Just got an email… It's official, E3 digital is official cancelled for 2022. Lots of mixed feelings about this…
— Will Powers (@WillJPowers) March 31, 2022
I guess this means we won’t get that Breath of the Wild 2 showcase at E3 after all – BotW 2 has been delayed till 2023 anyway, but that’s another story. E3’s main coordinators, the ESA, have been sharing details with IGN on why there’s no digital event this year, as well as a plan for a re-launch next year. The official ESA statement to IGN states:
“We will devote all our energy and resources to delivering a revitalized physical and digital E3 experience next summer. Whether enjoyed from the show floor or your favorite devices, the 2023 showcase will bring the community, media, and industry back together in an all-new format and interactive experience.
We look forward to presenting E3 to fans around the world live from Los Angeles in 2023.”
In many ways, E3 is becoming increasingly fossilized in today’s digitally accessible world. E3 was kind of the awkward boomer of the games world due to its cringy stage conferences, oftentimes reminding viewers of their own amateurishly dopey high school assemblies. Although I seem to disparage E3, I am in the camp of people who cherish the cringe and make a drinking game out of the whole spectacle; it’s a charming old-school show that’s fun to laugh at every year. Despite personal sentiment and intimacy, E3 remains part of a dying breed of in-person ad showcases that 95% of its audience is not able to attend personally; it’s also a terrible return on investment for those paying for the show and its presenters. In an increasingly digital world, E3 is an analog boomer. Live presentations in LA event centers have so many variables that can go terribly wrong. There’s a sprinkle of the unexpected with these live shows, unlike the safe and secure videos delicately pre-packaged by publishers. It’s just not worth it for the organizers and studios involved, and the audience is perfectly comfortable getting their news from the comfort of their room.
COVID-19 caused the initial retreat of E3, starting with their full cancellation in 2020 and then the digital-only event in 2021. As many businesses open back up in 2022 and the news cycle turns their Eye of Sauron to Ukraine, many thought for sure we’d see a fully revitalized E3 this year. However, as noted above, viruses and attendance aren’t the only contributing factors to the increasing irrelevancy of E3; game studios prefer to show their new titles remotely themselves. It’s much cheaper just to advertise and announce these things digitally than to ship teams of people across the globe and pack them into dirty hotel rooms for a week. With the ever-popular Nintendo Directs, Sony’s State of Play, and Geoff Keighley’s Summer Games Fest this year, we’ll get some of the E3 void filled, however clinical and status-quo it may be.
Excited to share that @SummerGameFest will return this June with a slate of events. We'll be producing another Kickoff Live show with announcements, news and first looks.

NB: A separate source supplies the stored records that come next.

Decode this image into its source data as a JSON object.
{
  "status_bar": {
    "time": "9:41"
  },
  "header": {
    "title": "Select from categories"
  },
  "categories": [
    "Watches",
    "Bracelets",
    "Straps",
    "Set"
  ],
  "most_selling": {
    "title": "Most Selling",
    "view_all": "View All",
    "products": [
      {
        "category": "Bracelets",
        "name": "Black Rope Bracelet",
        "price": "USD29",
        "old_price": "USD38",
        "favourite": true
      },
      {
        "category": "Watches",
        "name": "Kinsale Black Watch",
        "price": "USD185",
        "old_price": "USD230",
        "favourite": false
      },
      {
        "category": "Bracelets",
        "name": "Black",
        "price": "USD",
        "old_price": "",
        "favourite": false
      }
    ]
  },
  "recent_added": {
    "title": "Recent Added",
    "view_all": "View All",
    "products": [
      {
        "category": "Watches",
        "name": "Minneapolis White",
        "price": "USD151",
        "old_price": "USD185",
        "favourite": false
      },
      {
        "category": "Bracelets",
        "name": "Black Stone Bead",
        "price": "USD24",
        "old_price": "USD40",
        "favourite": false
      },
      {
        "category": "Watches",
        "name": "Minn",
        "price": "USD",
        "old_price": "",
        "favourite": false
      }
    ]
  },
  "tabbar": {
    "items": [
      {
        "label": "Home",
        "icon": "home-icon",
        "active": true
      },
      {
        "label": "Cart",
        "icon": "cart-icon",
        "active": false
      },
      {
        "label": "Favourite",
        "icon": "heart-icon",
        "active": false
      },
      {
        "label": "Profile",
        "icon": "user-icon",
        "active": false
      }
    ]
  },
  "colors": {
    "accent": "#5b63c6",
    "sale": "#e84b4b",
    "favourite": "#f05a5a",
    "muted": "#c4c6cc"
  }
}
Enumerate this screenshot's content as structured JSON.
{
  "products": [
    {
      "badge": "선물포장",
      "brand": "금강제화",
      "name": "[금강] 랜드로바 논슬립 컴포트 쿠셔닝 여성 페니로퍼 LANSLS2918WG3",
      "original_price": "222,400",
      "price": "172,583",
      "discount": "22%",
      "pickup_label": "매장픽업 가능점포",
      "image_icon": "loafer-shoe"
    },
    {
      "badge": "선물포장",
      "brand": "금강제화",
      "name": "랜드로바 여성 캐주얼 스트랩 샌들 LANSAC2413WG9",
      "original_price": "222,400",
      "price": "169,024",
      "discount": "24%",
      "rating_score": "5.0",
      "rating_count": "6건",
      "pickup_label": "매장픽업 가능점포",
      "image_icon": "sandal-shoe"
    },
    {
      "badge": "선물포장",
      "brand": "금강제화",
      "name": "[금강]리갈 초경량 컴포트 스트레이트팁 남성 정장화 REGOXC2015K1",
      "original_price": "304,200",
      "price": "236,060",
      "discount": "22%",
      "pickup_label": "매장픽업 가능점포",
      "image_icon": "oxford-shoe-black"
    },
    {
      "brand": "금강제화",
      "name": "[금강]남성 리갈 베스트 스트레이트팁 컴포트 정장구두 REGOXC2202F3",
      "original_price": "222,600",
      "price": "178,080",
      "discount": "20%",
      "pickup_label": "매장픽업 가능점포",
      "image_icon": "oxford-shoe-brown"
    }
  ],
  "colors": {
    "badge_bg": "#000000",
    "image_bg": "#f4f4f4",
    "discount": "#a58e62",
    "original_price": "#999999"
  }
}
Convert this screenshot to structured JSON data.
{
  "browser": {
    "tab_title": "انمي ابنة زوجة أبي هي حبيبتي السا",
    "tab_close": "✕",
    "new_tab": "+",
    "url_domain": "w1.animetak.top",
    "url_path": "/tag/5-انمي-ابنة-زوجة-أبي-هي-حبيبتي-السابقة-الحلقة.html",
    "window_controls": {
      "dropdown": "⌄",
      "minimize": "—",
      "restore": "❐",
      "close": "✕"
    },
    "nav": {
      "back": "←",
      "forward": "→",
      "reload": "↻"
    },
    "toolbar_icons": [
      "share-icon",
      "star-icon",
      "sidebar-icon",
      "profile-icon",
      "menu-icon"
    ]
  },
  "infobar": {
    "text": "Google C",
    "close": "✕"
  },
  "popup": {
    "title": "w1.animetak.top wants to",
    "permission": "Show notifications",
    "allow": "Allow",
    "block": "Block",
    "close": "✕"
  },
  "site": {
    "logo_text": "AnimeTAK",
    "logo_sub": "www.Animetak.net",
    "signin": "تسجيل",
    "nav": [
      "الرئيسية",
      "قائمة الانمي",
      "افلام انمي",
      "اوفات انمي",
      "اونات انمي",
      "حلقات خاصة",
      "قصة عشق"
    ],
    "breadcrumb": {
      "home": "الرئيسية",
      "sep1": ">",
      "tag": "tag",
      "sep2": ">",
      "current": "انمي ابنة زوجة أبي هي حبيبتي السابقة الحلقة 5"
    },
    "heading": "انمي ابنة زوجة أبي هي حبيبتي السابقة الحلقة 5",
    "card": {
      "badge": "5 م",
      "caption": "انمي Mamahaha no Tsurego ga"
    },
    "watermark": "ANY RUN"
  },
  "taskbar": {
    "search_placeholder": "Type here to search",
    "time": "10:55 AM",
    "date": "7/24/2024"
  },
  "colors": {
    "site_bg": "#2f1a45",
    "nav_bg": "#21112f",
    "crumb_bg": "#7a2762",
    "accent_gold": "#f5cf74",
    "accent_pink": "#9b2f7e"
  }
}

Much more to share in the coming weeks, along with some very cool new elements for '22. pic.twitter.com/jjXLG8Xueh
— Geoff Keighley (@geoffkeighley) March 31, 2022
I do look forward to a potentially rebooted E3 because it’s some of the best unintentional humor of the year, often providing excellent stream material for watch parties. What do you think of E3’s absence this year? To reminisce about the old days, check out some of the most cringe-worthy E3 moments of the past: